A correlation between cognitive decline and accumulation of A-beta in brain plaques has been reported by some researchers, but many other scien
'"/>

Contact: Corinna Kaarlela
ckaarlela@pubaff.ucsf.edu
415-476-3804
University of California - San Francisco
22-Jun-1999


Page: 1 2 3 4

Related biology news :

1. New Gladstone/UCSF study finds inhibiting fat synthesis results in obesity resistance in mice
2. LSU researcher discovers new bird
3. MIT team discovers memory mechanism
4. OHSU team discovers compound that lacks estrogens risks
5. SMCM professor discovers cattle hormones that leak into streams and alter fish reproduction
6. UBC researcher discovers control room that regulates immune responses
7. UC Santa Barbara discovers cell survival gene may lead to treatments for degenerative diseases
8. Brain patterns the same whether doing or just watching, Queens researcher discovers
9. Study discovers key to baby-like skin
10. Rutgers researcher discovers melanoma causing gene
11. UI study discovers cells segregate molecules to control signaling

Post Your Comments:
*Name:
*Comment:
*Email:

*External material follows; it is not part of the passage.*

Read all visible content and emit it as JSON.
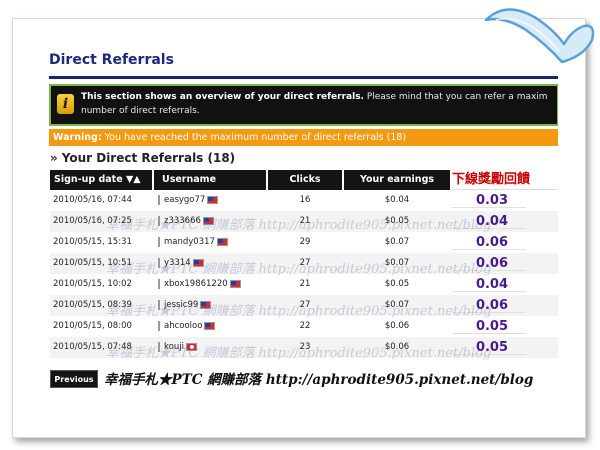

(Date:8/5/2020)... ... , ... Regenative Labs has received approval from the Centers for Medicare & ... first Wharton’s jelly allografts to be assigned a Q code and be approved for ... Wharton’s jelly allograft product to be recognized as a 361 HCT/P by CMS regulated ...
(Date:7/18/2020)... ... July 16, 2020 , ... A study has been published ... Neoasis™ active noise control device to attenuate typical noises in a simulated neonatal ... the alarm sounds from patient monitors, ventilators and other bedside devices that would ...
(Date:7/2/2020)... ... July 01, 2020 , ... AltruBio Inc. http://www.altrubio.com ... a biologic for the treatment of steroid-refractory acute graft-versus-host disease (SR-aGVHD), at European ... J Martin of the Fred Hutchinson Cancer Research Center, this single-arm, open-label Phase ...
Breaking Biology News(10 mins):
(Date:8/12/2020)... FARMS, Mich. (PRWEB) , ... August 12, 2020 ... ... Consulting Group, Inc. (EMMA International), a global leader in FDA compliance consulting ... of the nation’s fastest-growing private companies. The list represents a unique look at ...
(Date:8/3/2020)... (PRWEB) , ... August 03, 2020 , ... ... collection, today announced Jim Corrigan, President and CEO has been named one of ... broad cross-section of industry sectors, PharmaVoice 100 honorees are selected based on how ...
(Date:7/31/2020)... ... July 29, 2020 , ... R3 Stem Cell International is ... $3950. With 50 million stem cells total, patients may choose which extremities they would ... for arthritic joints (BMC Musculoskelet Disord. 2016). At R3 International, umbilical cord tissue is ...
(Date:7/31/2020)... ... July 29, 2020 , ... ... transmitter systems that can be configured to drive Klystrons, TWTs, IOTs, and magnetrons. ... drive one or two switches in a push-pull configuration; yielding fast fall time ...
Breaking Biology Technology:
Cached News: